Tuesday, April 30, 2013
Disciplining a Toddler: Timeouts?
I came across a Facebook post linked to an article on timeouts and if they were effective or "messing up kids." The article made some great points (click the link above to read it in full).
I specifically agree with Edward Christophersen, a psychologist and pediatrician at Children’s Mercy Hospital in Kansas City, Mo., and the author of .
"Timeouts don’t work very well, if you haven’t created a richly positive environment for your child. In other words, “it's the effort parents put into time-in that determines whether or not timeout works,” Christophersen says, so when parents and teachers categorically state that timeouts don’t work with their kids, it can be a warning sign of more serious problems in the home or school environment. If you rarely praise, hug, or interact positively with little Sammy, then acting up may be the only way he can get your attention, and for a kid, negative attention (such as when parents get mad) is better than no attention.
As a parent, we feel we have effectively incorporated timeouts for our almost-two-year-old son, Elijah. However, we also VERY often praise, hug and kiss, and positively interact with him. He does not feel 'punished' or 'abandoned' when we do give him timeouts. What I have noticed is how INEFFECTIVE spanking is for our son. While I know some parents are adamantly opposed to spanking, and others are for it, I would be lying if I said we never lightly spanked Elijah's bottom or hand, although it rarely happens. I was not exactly for "spanking" but also grew up in a time where corporal punishment was normal (especially in my ethno-traditional Indian upbringing). That being said, I remember how much I HATED my parents for spanking me and told myself I didn't want to parent this way. I did not want my son to hate me because of the forms of punishment he received. I realize that some of the techniques used on me did have negative consequences (i.e.: feeling hatred toward the two people I should never feel hatred towards, my parents). Of course, that time passed and I feel nothing but love and admiration for my parents now that I am an adult and a parent myself. Nevertheless, I still remember that "feeling" stemmed from the corporal punishment I received.

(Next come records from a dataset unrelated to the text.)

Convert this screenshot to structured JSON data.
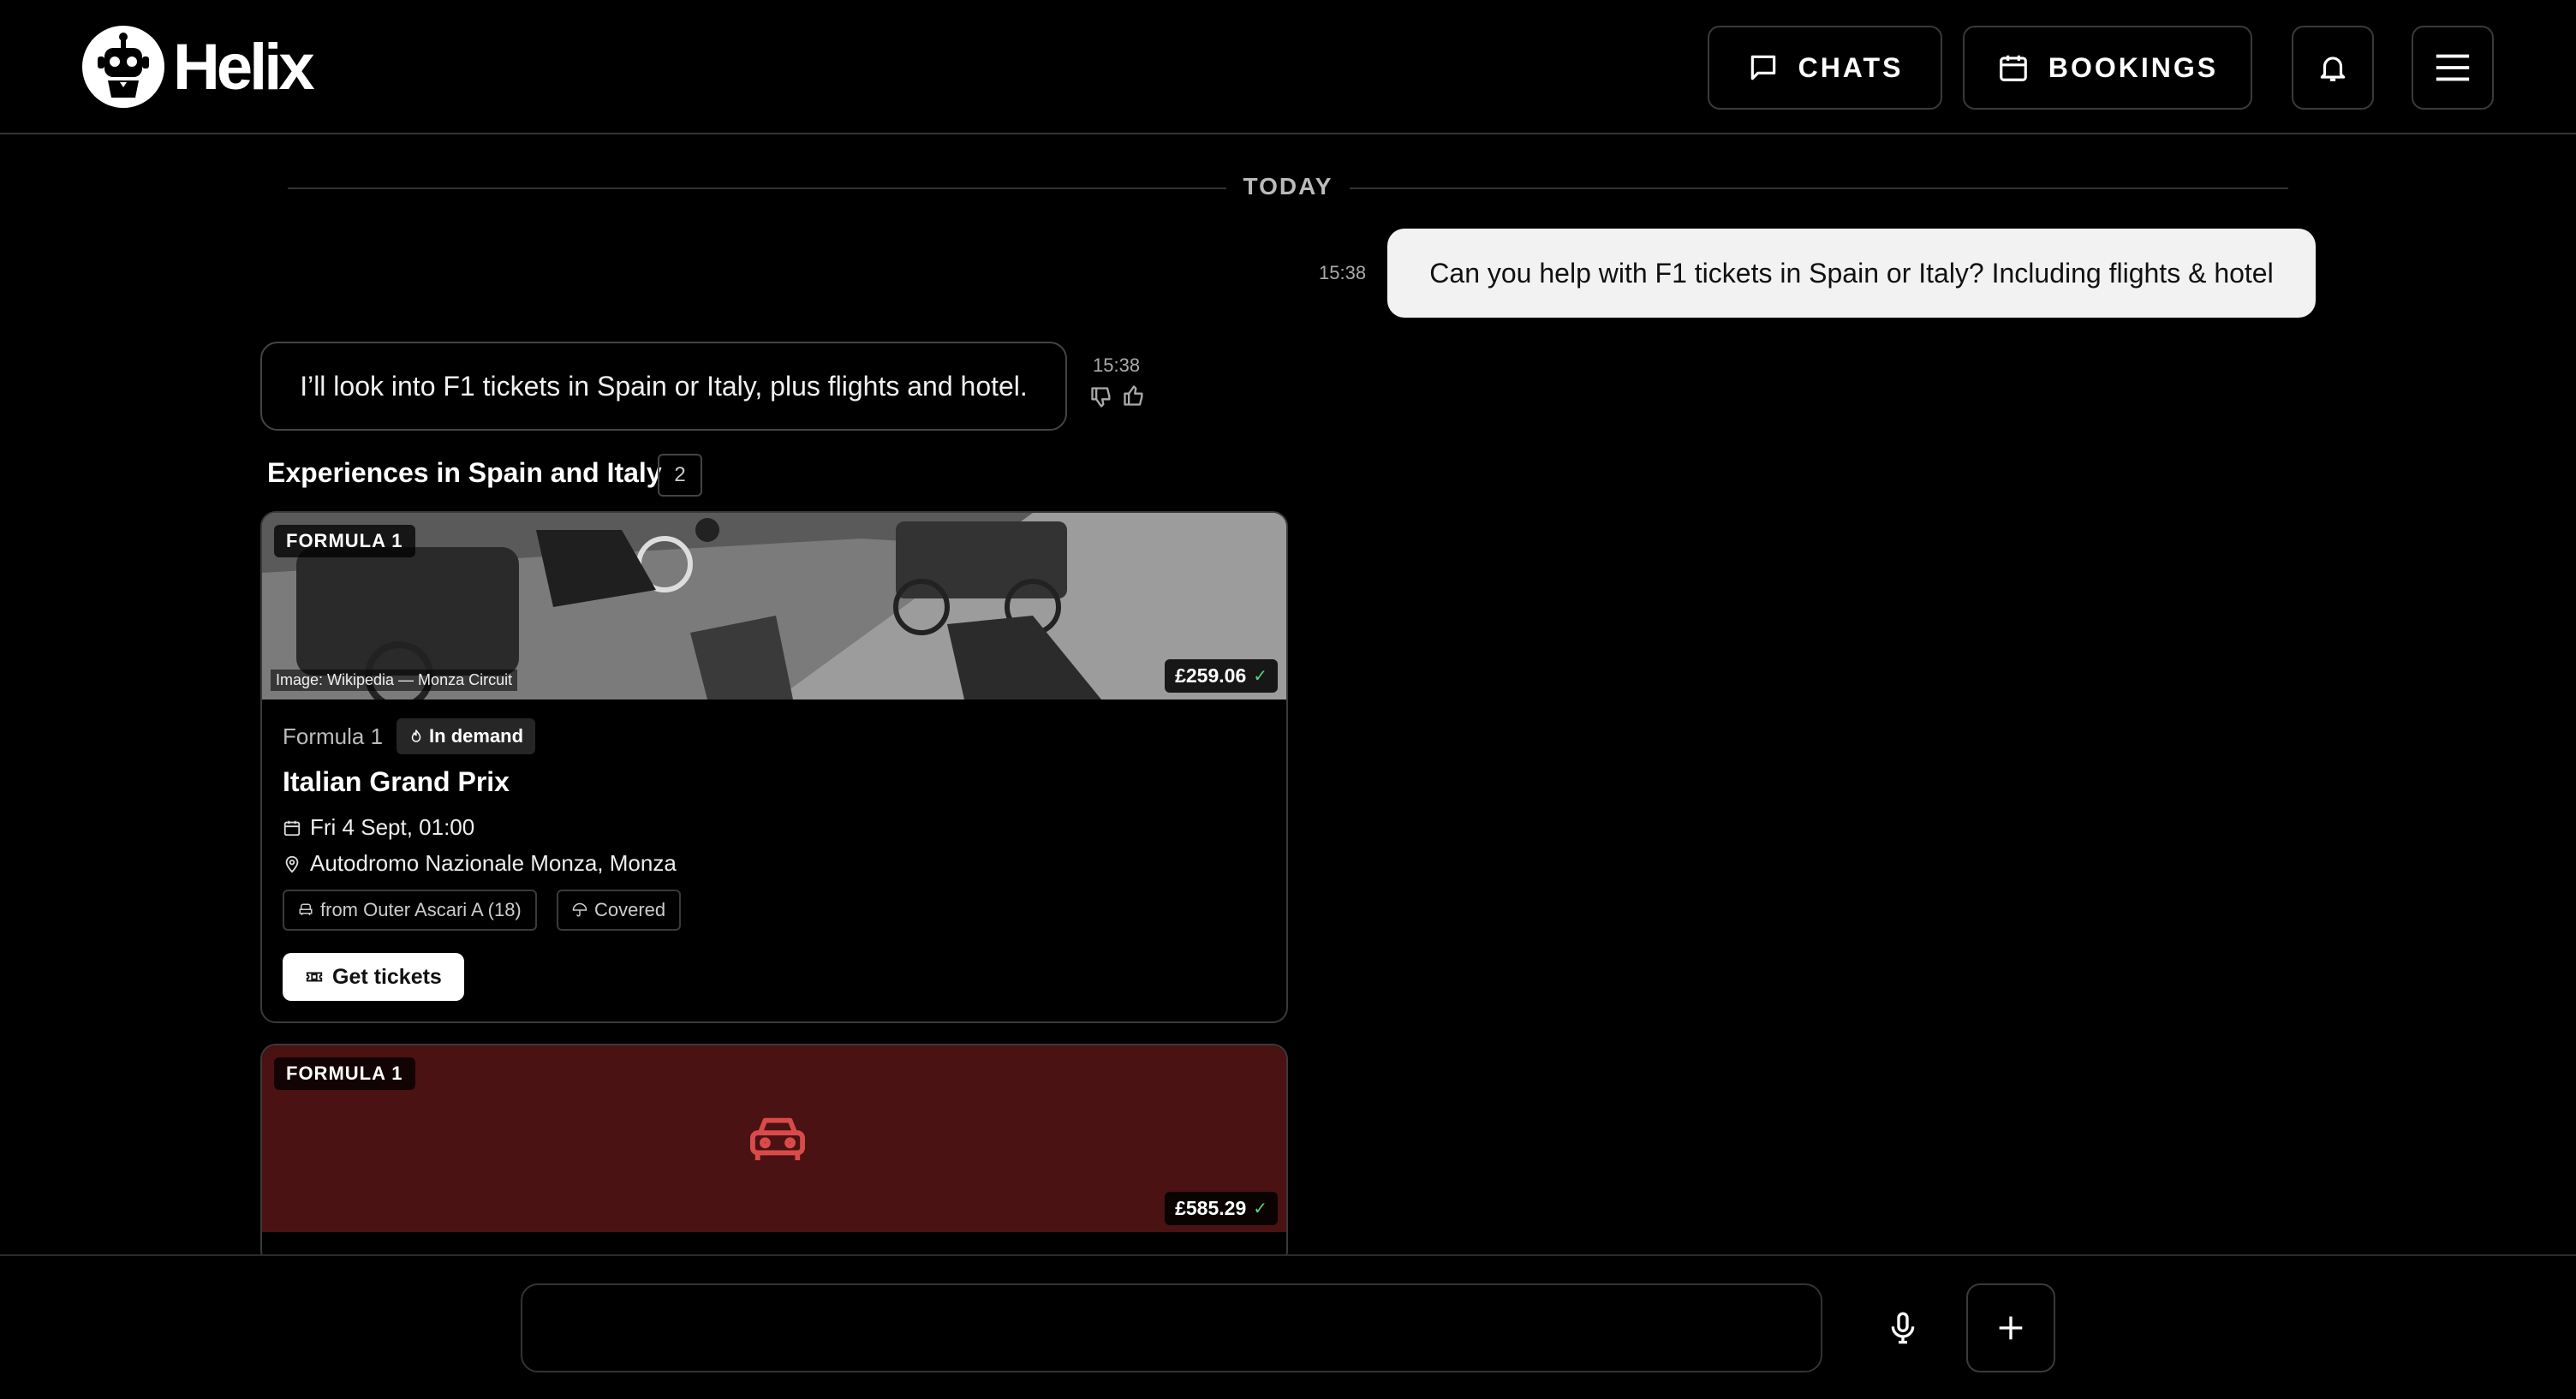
{
  "header": {
    "brand": "Helix",
    "chats_label": "CHATS",
    "bookings_label": "BOOKINGS"
  },
  "conversation": {
    "date_divider": "TODAY",
    "user_message": {
      "text": "Can you help with F1 tickets in Spain or Italy? Including flights & hotel",
      "time": "15:38"
    },
    "bot_message": {
      "text": "I’ll look into F1 tickets in Spain or Italy, plus flights and hotel.",
      "time": "15:38"
    }
  },
  "results": {
    "title": "Experiences in Spain and Italy",
    "count": "2",
    "cards": [
      {
        "tag": "FORMULA 1",
        "image_credit": "Image: Wikipedia — Monza Circuit",
        "price": "£259.06",
        "category": "Formula 1",
        "badge": "In demand",
        "title": "Italian Grand Prix",
        "date": "Fri 4 Sept, 01:00",
        "venue": "Autodromo Nazionale Monza, Monza",
        "chips": [
          "from Outer Ascari A (18)",
          "Covered"
        ],
        "cta": "Get tickets"
      },
      {
        "tag": "FORMULA 1",
        "price": "£585.29",
        "image_icon": "car-icon"
      }
    ]
  },
  "composer": {
    "placeholder": "",
    "mic_icon": "microphone-icon",
    "add_icon": "plus-icon"
  },
  "colors": {
    "background": "#000000",
    "accent_red": "#d94b4b",
    "card2_bg": "#4a1212",
    "check_green": "#5bd47a"
  }
}
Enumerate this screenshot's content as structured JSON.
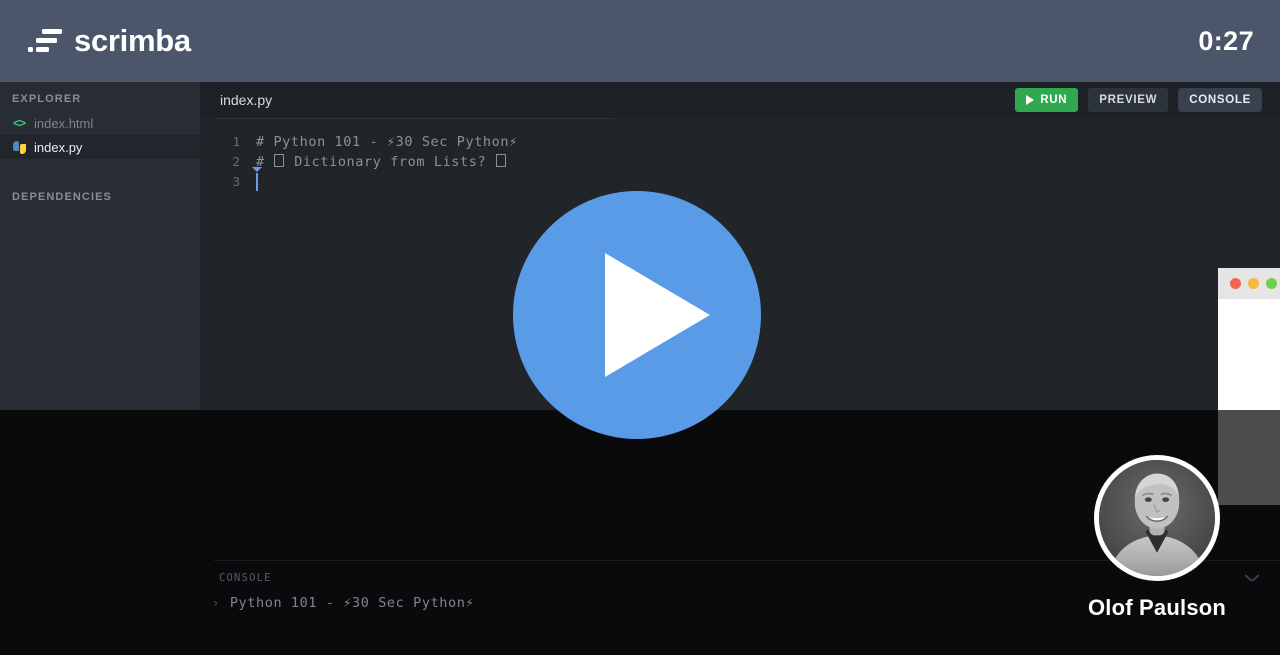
{
  "header": {
    "brand_name": "scrimba",
    "logo_icon": "scrimba-logo-icon",
    "timer": "0:27"
  },
  "sidebar": {
    "explorer_title": "EXPLORER",
    "dependencies_title": "DEPENDENCIES",
    "files": [
      {
        "name": "index.html",
        "icon": "html-code-icon",
        "active": false
      },
      {
        "name": "index.py",
        "icon": "python-icon",
        "active": true
      }
    ]
  },
  "editor": {
    "tab_label": "index.py",
    "lines": [
      {
        "number": "1",
        "pre": "# Python 101 - ⚡30 Sec Python⚡"
      },
      {
        "number": "2",
        "pre_a": "# ",
        "pre_b": " Dictionary from Lists? ",
        "pre_c": ""
      },
      {
        "number": "3",
        "pre": ""
      }
    ],
    "line1_text": "# Python 101 - ⚡30 Sec Python⚡",
    "line2_before": "# ",
    "line2_middle": " Dictionary from Lists? ",
    "line3_text": ""
  },
  "toolbar": {
    "run_label": "RUN",
    "run_icon": "play-icon",
    "preview_label": "PREVIEW",
    "console_label": "CONSOLE"
  },
  "console": {
    "label": "CONSOLE",
    "prompt": "›",
    "output_text": "Python 101 - ⚡30 Sec Python⚡",
    "collapse_icon": "chevron-down-icon"
  },
  "overlay": {
    "play_icon": "play-icon"
  },
  "cast_window": {
    "traffic_lights": [
      "close",
      "minimize",
      "maximize"
    ]
  },
  "presenter": {
    "name": "Olof Paulson",
    "avatar_icon": "presenter-avatar"
  },
  "colors": {
    "header_bg": "#4c566b",
    "sidebar_bg": "#282c35",
    "editor_bg": "#212429",
    "lower_bg": "#0a0a0c",
    "run_green": "#2fa84f",
    "play_blue": "#5a9be8",
    "caret_blue": "#6a9cea"
  }
}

Thankfully, I received a lot of training on early childhood education and parenting through the agency I was previously employed with. I feel I truly learned the benefits of "nurturing parenting" principles stemmed around positive interaction, speaking to Elijah like an adult, getting down to his level to speak to him (especially when a more authoritative voice is needed) and always loving and praising him. This approach has worked WONDERS for us. We do not feel like we are dealing with "the terrible two's" we hear so often about. Our son is actually far from "terrible" although he is just about two years old.
I strongly believe that the nurturing parenting techniques, as well as effective and age appropriate timeouts, work wonders. Elijah HATES time out (which for us is removing him from his current surrounding to a quiet corner in the house). We do not put him there and just "abandon" him. We get down to his level, explain calmly what he did and why he is there and give him a specified time limit. He usually throws a fit for a few seconds, but I have noticed if I speak to him like an adult, he gets it more than if I were to be frustrated and yell at him. In the end, he does not like the idea of timeout, so often he knows what he should not do to end up in timeout. In his head, I see him thinking, "I shouldn't do that, or I'll be in timeout." Which to me, speaks volumes in that he is getting the concept and understanding the cause and effect around his behavior resulting in a positive learning experience for him.
In the end, I am ALL for nurturing parenting and effective, age appropriate time outs. Children need discipline and structure, but they also need love, praise and nurturing.
What techniques do you use when applying discipline to your child? Has it been effective?
I strongly urge parents to look into the "nurturing parenting" techniques and would be happy to elaborate more about what I learned in regards to these principles.